* [DIRECTIONS FOR THIS TASK] I'd like the data beneath this line reproduced exactly, without any of its images.

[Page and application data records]
—————
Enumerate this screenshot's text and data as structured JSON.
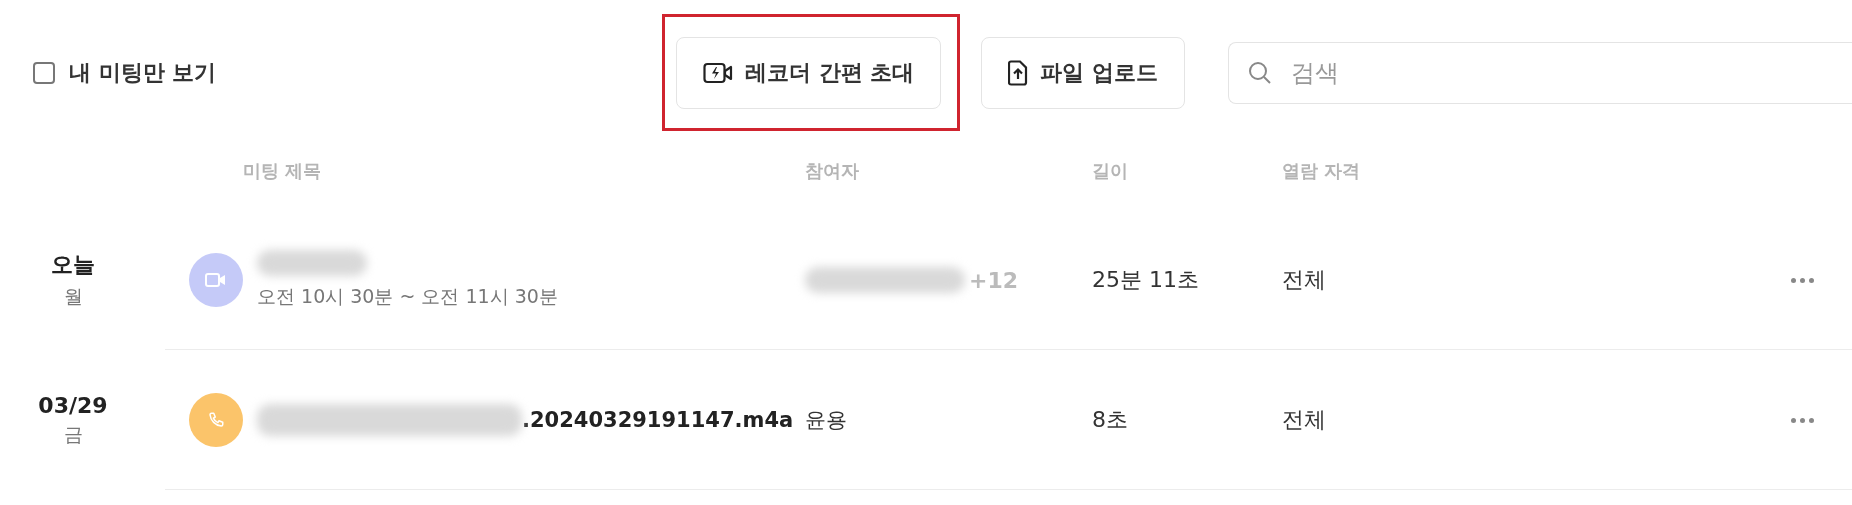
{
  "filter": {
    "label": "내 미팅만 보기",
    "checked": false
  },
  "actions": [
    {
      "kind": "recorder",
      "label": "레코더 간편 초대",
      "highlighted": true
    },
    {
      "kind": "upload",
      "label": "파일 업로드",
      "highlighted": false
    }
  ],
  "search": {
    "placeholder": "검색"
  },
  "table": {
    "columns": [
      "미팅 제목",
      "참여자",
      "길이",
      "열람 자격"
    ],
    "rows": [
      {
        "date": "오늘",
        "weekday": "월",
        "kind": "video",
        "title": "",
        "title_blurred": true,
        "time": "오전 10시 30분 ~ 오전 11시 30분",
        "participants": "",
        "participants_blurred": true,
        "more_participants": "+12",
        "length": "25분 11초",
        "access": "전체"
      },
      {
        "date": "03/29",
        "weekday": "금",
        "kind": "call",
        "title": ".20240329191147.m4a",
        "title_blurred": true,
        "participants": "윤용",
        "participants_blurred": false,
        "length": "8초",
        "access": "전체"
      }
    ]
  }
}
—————
* [RESPONSE BOX]
Enumerate this screenshot's text and data as structured JSON.
{
  "filter": {
    "label": "내 미팅만 보기",
    "checked": false
  },
  "actions": [
    {
      "kind": "recorder",
      "label": "레코더 간편 초대",
      "highlighted": true
    },
    {
      "kind": "upload",
      "label": "파일 업로드",
      "highlighted": false
    }
  ],
  "search": {
    "placeholder": "검색"
  },
  "table": {
    "columns": [
      "미팅 제목",
      "참여자",
      "길이",
      "열람 자격"
    ],
    "rows": [
      {
        "date": "오늘",
        "weekday": "월",
        "kind": "video",
        "title": "",
        "title_blurred": true,
        "time": "오전 10시 30분 ~ 오전 11시 30분",
        "participants": "",
        "participants_blurred": true,
        "more_participants": "+12",
        "length": "25분 11초",
        "access": "전체"
      },
      {
        "date": "03/29",
        "weekday": "금",
        "kind": "call",
        "title": ".20240329191147.m4a",
        "title_blurred": true,
        "participants": "윤용",
        "participants_blurred": false,
        "length": "8초",
        "access": "전체"
      }
    ]
  }
}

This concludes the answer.